* _TASK REQUIREMENTS_
Copy out each line of the data that contains "with".

* _AVAILABLE DATA_
━━━━━━━━━━━━━━━━━━━━━━━━━━━━━━

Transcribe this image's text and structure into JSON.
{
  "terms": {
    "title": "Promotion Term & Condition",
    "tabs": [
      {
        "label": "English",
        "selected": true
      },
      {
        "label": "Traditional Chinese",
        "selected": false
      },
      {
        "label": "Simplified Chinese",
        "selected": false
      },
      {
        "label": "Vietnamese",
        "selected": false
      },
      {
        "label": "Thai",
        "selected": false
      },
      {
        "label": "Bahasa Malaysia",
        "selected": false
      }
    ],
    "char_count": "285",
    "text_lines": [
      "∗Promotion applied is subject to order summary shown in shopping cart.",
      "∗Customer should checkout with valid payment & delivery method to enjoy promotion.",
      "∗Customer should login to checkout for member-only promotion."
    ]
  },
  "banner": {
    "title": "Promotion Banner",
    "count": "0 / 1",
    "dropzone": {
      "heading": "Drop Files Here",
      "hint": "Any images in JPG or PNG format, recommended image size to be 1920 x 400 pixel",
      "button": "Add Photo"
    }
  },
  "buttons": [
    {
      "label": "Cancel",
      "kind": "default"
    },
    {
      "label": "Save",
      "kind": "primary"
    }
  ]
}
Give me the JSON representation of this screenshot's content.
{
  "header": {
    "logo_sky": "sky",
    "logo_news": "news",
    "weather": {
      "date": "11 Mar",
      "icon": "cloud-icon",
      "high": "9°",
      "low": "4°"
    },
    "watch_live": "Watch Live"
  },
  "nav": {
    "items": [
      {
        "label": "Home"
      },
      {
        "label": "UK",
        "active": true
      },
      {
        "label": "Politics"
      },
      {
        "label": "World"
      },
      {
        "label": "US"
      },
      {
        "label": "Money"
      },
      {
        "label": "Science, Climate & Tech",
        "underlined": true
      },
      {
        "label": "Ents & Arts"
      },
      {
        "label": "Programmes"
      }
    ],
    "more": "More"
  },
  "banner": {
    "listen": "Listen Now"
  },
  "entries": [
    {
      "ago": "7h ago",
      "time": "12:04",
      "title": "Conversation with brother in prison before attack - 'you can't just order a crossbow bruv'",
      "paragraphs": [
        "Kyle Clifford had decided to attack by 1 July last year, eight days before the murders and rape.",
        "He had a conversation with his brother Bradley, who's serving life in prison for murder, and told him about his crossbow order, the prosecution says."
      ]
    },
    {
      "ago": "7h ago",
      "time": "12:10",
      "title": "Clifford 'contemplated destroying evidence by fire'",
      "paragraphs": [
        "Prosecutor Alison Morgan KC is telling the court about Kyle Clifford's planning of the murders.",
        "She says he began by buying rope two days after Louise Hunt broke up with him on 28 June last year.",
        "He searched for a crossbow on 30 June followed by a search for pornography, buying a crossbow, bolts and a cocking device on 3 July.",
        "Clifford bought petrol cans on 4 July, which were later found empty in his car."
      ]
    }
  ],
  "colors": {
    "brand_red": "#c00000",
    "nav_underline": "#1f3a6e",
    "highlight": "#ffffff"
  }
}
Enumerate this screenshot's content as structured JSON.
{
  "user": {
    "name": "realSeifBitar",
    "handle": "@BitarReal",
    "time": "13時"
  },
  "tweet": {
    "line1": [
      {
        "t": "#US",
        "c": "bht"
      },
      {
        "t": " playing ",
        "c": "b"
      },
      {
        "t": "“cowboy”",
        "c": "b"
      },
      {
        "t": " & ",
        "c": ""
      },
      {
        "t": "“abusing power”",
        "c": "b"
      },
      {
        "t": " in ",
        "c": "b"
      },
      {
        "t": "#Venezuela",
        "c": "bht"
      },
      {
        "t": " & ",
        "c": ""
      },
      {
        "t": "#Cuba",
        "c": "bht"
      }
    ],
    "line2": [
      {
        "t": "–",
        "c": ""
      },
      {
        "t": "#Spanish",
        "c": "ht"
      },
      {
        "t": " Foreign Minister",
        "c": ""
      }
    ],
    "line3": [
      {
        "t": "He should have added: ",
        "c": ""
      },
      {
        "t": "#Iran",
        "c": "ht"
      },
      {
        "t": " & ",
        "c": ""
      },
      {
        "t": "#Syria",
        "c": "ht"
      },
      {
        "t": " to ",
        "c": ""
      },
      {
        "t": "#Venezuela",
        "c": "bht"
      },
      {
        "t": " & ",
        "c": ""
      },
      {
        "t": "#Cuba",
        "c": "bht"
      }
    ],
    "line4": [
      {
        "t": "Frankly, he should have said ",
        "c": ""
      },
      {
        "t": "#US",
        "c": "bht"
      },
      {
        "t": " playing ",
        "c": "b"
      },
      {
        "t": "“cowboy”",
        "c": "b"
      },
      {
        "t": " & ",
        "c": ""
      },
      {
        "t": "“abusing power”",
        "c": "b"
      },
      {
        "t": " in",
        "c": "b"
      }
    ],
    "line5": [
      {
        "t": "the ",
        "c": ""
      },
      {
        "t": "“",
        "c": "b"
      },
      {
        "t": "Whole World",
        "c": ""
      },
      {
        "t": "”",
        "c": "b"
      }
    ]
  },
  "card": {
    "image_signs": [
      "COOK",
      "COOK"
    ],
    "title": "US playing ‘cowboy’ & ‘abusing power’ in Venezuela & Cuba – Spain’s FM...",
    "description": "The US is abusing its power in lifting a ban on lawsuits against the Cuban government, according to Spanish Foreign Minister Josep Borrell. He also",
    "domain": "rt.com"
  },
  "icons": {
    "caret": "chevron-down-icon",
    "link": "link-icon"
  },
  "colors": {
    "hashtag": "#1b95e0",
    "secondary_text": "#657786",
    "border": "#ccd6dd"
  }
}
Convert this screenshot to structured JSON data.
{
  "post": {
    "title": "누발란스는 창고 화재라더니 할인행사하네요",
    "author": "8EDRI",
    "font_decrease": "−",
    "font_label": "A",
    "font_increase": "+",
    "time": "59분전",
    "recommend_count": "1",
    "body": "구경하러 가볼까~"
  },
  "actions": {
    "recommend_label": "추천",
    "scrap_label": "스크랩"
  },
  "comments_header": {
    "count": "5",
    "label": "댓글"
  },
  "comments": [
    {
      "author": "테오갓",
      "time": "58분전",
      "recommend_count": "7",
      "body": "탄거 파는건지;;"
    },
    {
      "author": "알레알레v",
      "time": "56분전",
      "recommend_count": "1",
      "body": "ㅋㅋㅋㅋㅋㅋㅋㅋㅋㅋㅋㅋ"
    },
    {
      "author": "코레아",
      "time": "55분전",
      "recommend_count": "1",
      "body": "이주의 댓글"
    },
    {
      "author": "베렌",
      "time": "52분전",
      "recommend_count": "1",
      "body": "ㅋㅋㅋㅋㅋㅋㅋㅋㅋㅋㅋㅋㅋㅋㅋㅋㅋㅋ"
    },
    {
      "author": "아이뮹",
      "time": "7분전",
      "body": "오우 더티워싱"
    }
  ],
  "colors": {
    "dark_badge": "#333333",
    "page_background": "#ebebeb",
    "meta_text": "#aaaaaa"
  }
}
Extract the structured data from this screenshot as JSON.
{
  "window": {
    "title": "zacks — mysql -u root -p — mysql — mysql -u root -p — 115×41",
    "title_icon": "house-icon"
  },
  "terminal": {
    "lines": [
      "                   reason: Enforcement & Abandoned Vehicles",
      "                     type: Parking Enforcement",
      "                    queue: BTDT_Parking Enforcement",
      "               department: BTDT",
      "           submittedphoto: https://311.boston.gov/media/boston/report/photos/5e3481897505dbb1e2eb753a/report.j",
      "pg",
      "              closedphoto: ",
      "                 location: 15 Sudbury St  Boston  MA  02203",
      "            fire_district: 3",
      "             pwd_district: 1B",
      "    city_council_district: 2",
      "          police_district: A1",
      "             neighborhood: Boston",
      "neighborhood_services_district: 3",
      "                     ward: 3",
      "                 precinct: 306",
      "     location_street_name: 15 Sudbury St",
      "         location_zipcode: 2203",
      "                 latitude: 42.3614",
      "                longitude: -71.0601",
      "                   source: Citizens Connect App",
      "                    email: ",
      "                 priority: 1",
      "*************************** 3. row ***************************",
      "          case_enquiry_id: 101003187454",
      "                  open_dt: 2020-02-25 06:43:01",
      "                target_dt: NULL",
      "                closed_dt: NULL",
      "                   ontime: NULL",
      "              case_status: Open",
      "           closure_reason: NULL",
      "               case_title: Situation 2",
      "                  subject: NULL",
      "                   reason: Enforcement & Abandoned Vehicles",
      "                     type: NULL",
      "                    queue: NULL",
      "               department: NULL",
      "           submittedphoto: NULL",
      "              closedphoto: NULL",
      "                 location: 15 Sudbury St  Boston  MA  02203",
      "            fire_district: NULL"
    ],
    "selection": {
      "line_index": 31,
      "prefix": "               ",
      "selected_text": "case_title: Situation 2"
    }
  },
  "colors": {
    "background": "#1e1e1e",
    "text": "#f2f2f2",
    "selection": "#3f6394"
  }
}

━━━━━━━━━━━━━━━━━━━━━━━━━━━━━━

* _SOLUTION FOR THIS EXERCISE_
      "∗Customer should checkout with valid payment & delivery method to enjoy promotion.",
      "title": "Conversation with brother in prison before attack - 'you can't just order a crossbow bruv'",
        "He had a conversation with his brother Bradley, who's serving life in prison for murder, and told him about his crossbow order, the prosecution says."
        "She says he began by buying rope two days after Louise Hunt broke up with him on 28 June last year.",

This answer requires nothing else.